* **Aim of the exercise**: In the listing that follows, determine how many lines include the word "label". Respond with that number alone.

* **Material provided**:
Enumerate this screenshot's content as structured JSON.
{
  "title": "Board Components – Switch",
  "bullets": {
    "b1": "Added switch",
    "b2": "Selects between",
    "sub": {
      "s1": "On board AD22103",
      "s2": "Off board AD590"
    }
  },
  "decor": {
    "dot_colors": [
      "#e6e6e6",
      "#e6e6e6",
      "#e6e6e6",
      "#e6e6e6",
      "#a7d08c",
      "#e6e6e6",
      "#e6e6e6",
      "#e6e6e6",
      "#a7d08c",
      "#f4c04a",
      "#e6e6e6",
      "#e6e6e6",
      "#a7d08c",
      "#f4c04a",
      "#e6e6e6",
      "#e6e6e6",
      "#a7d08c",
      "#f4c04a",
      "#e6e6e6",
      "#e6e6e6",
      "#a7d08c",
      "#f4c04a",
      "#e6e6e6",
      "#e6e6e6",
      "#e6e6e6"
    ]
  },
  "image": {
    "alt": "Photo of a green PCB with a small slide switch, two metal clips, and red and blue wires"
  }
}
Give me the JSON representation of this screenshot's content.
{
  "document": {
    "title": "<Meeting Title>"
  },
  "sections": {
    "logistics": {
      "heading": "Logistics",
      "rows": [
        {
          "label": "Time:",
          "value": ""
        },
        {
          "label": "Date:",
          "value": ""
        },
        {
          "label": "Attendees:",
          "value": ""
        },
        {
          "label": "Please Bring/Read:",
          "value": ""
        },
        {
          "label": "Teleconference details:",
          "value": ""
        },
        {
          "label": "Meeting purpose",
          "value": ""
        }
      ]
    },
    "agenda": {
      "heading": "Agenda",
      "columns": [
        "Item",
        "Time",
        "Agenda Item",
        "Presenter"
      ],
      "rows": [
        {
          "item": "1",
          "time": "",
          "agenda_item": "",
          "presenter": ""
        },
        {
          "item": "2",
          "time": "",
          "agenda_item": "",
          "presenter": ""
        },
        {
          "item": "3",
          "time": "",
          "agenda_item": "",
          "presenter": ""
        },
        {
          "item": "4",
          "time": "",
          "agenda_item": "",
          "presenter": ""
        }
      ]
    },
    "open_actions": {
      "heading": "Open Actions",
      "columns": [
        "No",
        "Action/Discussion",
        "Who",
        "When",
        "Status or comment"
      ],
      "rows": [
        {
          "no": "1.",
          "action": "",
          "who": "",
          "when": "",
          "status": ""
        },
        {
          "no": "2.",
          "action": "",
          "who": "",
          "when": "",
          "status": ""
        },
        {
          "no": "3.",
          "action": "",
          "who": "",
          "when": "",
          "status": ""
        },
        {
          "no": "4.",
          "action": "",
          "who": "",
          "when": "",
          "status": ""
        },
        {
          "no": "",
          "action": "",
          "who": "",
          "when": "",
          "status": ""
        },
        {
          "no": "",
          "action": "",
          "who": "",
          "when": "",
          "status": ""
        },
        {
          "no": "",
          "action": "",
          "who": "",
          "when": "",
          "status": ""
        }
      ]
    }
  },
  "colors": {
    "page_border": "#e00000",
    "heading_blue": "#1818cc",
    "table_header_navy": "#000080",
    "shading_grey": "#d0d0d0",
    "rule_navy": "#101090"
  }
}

* **Your solution**: 6